That said, you don’t want or need to be everywhere – nor is it wise, efficient or affordable to be. Striking a balance between social apps your target frequents, along with considering more traditional mediums such as TV and radio, can lead to a strategy that creates significant touchpoints to help you reach the target with a higher propensity to stay connected.
Social Offers a Lot of Reach, Limited Control
While the Facebook outage demonstrated the massive impact it has on brand and people, it also nudges us to consider that platforms are leased spaces – you don’t own or run them, the platform does. As a result, brands and users have very limited control of what happens there.
- Your social content occupies rented space (your account)
- You occupy that space at an agreed-upon rate (your data and/or the time and money you spend to create and share content)
- You enjoy access to others “in the building” (your friends and family, target audience and others)
- You don’t get to choose your neighbors (the content created by other people and brands inside the platform)

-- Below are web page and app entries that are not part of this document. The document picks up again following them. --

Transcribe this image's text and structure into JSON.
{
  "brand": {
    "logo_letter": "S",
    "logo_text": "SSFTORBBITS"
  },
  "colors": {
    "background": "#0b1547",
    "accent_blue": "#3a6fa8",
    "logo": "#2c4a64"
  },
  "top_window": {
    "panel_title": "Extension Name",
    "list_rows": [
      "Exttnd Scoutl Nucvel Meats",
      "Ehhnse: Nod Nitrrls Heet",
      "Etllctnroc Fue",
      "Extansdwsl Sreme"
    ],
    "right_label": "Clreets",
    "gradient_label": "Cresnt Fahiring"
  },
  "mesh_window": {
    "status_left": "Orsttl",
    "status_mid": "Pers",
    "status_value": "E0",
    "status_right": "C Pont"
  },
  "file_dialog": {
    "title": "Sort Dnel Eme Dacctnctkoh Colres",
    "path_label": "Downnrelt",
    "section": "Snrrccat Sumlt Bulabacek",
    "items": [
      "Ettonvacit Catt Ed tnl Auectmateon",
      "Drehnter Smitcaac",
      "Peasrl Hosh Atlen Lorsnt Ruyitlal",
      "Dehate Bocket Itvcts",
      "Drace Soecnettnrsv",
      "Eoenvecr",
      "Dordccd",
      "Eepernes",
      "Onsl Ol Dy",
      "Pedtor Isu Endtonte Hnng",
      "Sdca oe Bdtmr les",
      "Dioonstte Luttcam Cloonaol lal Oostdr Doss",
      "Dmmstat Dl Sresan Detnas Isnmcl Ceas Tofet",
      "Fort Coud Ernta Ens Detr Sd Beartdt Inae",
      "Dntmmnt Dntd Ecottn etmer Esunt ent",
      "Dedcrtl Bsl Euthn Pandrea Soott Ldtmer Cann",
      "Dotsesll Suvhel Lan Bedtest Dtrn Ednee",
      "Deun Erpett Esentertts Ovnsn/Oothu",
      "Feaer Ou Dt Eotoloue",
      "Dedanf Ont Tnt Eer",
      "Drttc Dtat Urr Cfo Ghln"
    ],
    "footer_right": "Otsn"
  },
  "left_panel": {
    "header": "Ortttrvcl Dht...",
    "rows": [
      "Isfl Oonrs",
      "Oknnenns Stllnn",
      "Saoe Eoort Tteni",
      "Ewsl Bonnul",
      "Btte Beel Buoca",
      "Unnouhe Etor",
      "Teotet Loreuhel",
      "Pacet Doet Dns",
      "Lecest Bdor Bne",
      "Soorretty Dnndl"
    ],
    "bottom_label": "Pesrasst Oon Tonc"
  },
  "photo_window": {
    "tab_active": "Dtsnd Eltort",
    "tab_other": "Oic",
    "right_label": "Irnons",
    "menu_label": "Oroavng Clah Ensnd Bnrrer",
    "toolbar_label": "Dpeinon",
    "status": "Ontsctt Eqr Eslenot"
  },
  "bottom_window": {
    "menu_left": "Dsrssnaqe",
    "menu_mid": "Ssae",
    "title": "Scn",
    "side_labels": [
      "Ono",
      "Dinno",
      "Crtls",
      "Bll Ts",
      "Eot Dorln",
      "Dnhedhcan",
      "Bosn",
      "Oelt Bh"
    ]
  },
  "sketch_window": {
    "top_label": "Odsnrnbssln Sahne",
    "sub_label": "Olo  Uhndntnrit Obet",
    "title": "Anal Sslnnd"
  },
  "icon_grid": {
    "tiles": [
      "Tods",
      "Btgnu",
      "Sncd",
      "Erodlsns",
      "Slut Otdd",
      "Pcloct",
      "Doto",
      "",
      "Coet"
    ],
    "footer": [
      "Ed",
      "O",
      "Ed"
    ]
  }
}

The implications are numerous. When a site goes down, brands cannot reach their target. When an ad goes live, brands can’t predict what will populate beside them in the feed or in Stories. In fact, your ad could be parked alongside content that spurs your target to have an emotional reaction that can cross-contaminate the closest thing to it – which could be an ad from your brand.
A recent Ad Age and The Harris Poll found that “78% of people said brands should be concerned about ads appearing next to negative content on websites or apps, and 54% of people said that they associate a brand with the unrelated content surrounding ads on social media and websites.”
Whether we like it or not, social media marketing involves some inherent risks to your brand’s reputation and marketing impact. It’s essential to consider how a diversified marketing approach fortifies your position and helps limit a single social media platform from owning and diminishing your brand’s reputation.
Reaching Consumers on a Platform Under Scrutiny
The record-long outage followed a series in the Wall Street Journal about Facebook and around the time a former employee, Frances Haugen, spoke out against its practices in the media and testified before Congress. These events even led some marketers to encourage their clients to consider a shift around which platforms they invest their ad spend in – reminiscent of last year when over 1,000 companies temporarily boycotted Facebook altogether.
But the Ad Age poll and The Harris Poll both showed that while consumers might want a brand to disassociate with a specific platform, they’re likely to continue using it themselves. This creates a conundrum for brands. They may want to walk away from a platform, but it becomes difficult to do so when their customers and prospects are still present and active there.
As marketers, there is never a perfect solution, only a delicate balancing act. We need to reach our target where they are – doing our best to control the things we can, navigate what we can’t, be nimble and avoid blowback along the way.
While Facebook has been in the hot seat recently, there’s no telling which platform could be next. All the more reason to create a marketing plan that allows you to leverage the leased social media spaces – alongside other earned, owned and paid channels – to survive and thrive during the next social media shutdown.
Interested in learning how to safeguard your marketing plan? Email Dana at email@example.com to set up a call.